You should carefully consider the available options and their advantages and disadvantages before proceeding.

This method of selling numismatic items has increased in popularity rapidly since the late 1990's. The leading Internet auction company for collectibles is eBay (, although there are others that you may also want to consider. (See the PNNA links page.)


  • Potential for good prices realized without paying large commissions.

  • Access to a large and growing audience of collectors that use the Internet.

  • Buyers can rapidly search for items of interest out of millions of items for sale.

  • Much easier to sell certain items, such as tokens and medals, that are not of interest to local buyers.

  • "Feedback" mechanism keeps most buyers and sellers honest. (Although eBay has stopped allowing sellers to leave negative feedback for buyers.)

  • Payment is generally secure and convenient thanks to services such as PayPal.


  • You must handle arrangements for payment and shipment of items sold, and be on alert for possible fraud and dishonesty. Electronic forms of payment (now required on eBay) are vulnerable to buyer claims (e.g., item not received or not as described). For higher priced items, you are likely better off dealing with a major numismatic firm or auction house.

  • Your chances of success are greatly reduced if you don't have the experience and knowledge to properly describe and grade your numismatic items, or if you don't have much positive "feedback" from prior transactions. Good photographs or scans are essential!

  • You may need to obtain a business license, collect sales taxes, etc. Also, eBay is now requiring sellers to adopt certain professional business practices such as accepting electronic forms of payment and returns for items "significantly not as described."

  • The total fees, especially with electronic forms of payment, can easily be 10% or higher, especially on lower priced items.
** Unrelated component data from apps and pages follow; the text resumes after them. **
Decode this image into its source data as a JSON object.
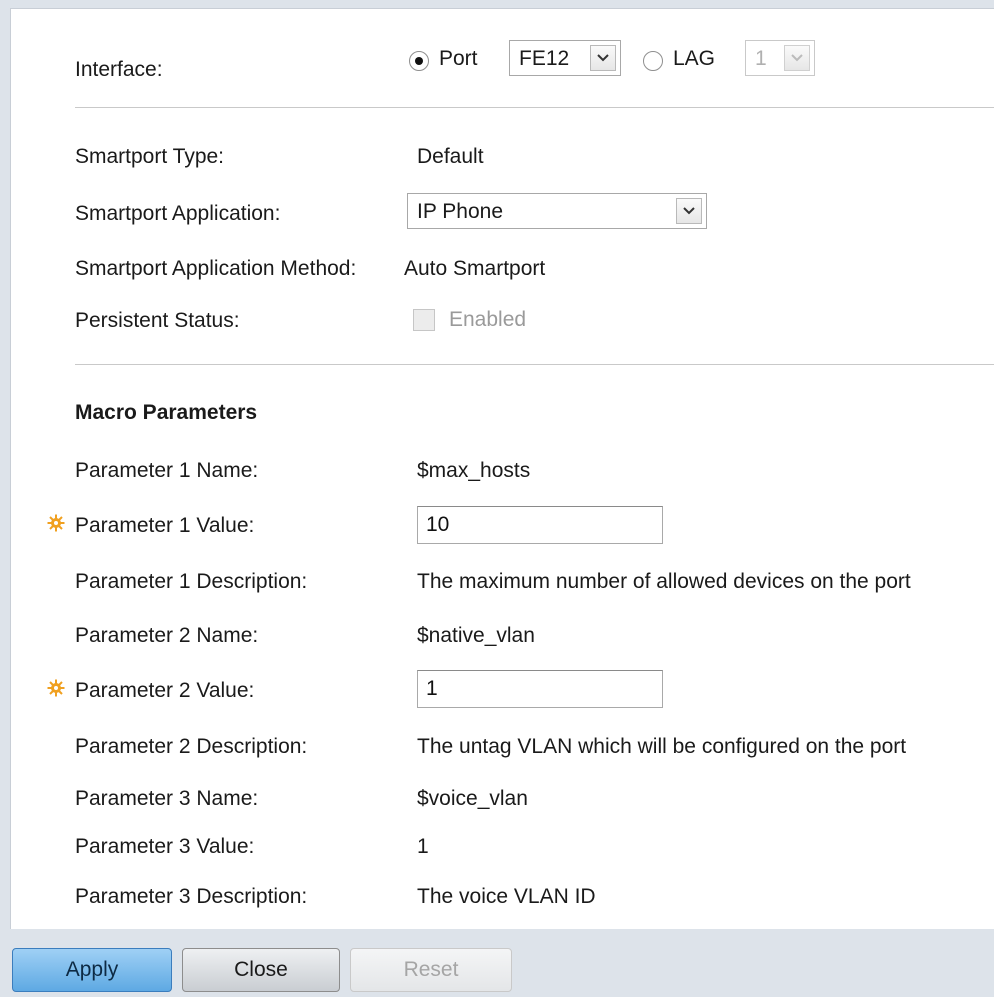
{
  "interface": {
    "label": "Interface:",
    "port_label": "Port",
    "port_value": "FE12",
    "port_selected": true,
    "lag_label": "LAG",
    "lag_value": "1"
  },
  "smartport": {
    "type_label": "Smartport Type:",
    "type_value": "Default",
    "application_label": "Smartport Application:",
    "application_value": "IP Phone",
    "method_label": "Smartport Application Method:",
    "method_value": "Auto Smartport",
    "persistent_label": "Persistent Status:",
    "persistent_checkbox_label": "Enabled",
    "persistent_checked": false
  },
  "macro": {
    "heading": "Macro Parameters",
    "p1_name_label": "Parameter 1 Name:",
    "p1_name_value": "$max_hosts",
    "p1_value_label": "Parameter 1 Value:",
    "p1_value": "10",
    "p1_desc_label": "Parameter 1 Description:",
    "p1_desc_value": "The maximum number of allowed devices on the port",
    "p2_name_label": "Parameter 2 Name:",
    "p2_name_value": "$native_vlan",
    "p2_value_label": "Parameter 2 Value:",
    "p2_value": "1",
    "p2_desc_label": "Parameter 2 Description:",
    "p2_desc_value": "The untag VLAN which will be configured on the port",
    "p3_name_label": "Parameter 3 Name:",
    "p3_name_value": "$voice_vlan",
    "p3_value_label": "Parameter 3 Value:",
    "p3_value": "1",
    "p3_desc_label": "Parameter 3 Description:",
    "p3_desc_value": "The voice VLAN ID"
  },
  "buttons": {
    "apply": "Apply",
    "close": "Close",
    "reset": "Reset"
  },
  "colors": {
    "required_icon": "#f0a020",
    "apply_button": "#5ea9e3"
  },
  "icons": {
    "required": "gear-icon",
    "dropdown": "chevron-down-icon"
  }
}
There are also significant fees for having reserve bids and/or high opening bids. Also, listing fees are usually not refunded for unsold items, or you only get a refund if the item sells on the second attempt.

  • The short duration of auctions (typically 7 days) can sometimes make selling "hit or miss." Longer listing durations may be available for fixed price items.

  • May not work well or may be too time consuming for large quantities of common items.


  • Consider building up some positive "feedback" from buying before you try selling.

  • Limit the number of items you sell online, concentrating mostly on interesting, unusual or rare items that may be difficult to sell locally for a good price.

  • Get help from experienced collectors in describing and grading your coins, or use a third-party grading service for valuable items. (Certified coins sell better than "raw" coins.) You may also want to seriously consider consigning your items to persons who sell online as a business.

  • Avoid high starting bids and reserves; also avoid high shipping charges.

  • Be aware of all the rules and policies of the online companies you're dealing with.

  • Be sure to ship items with delivery confirmation and/or insurance. If you sell internationally (almost a must for world coins), be aware of customs forms and regulations.

  • Unless you're an established dealer who does a lot of advertising, it's best not to sell numismatic items on your own web site, as you probably won't get much traffic.

  • Use a P.O. Box or Private Mail Box for your business activities. Even though eBay no longer allows you to state that you accept cash, checks or money orders, some customers will still want to use those payment methods, plus you'll need a return address in any case.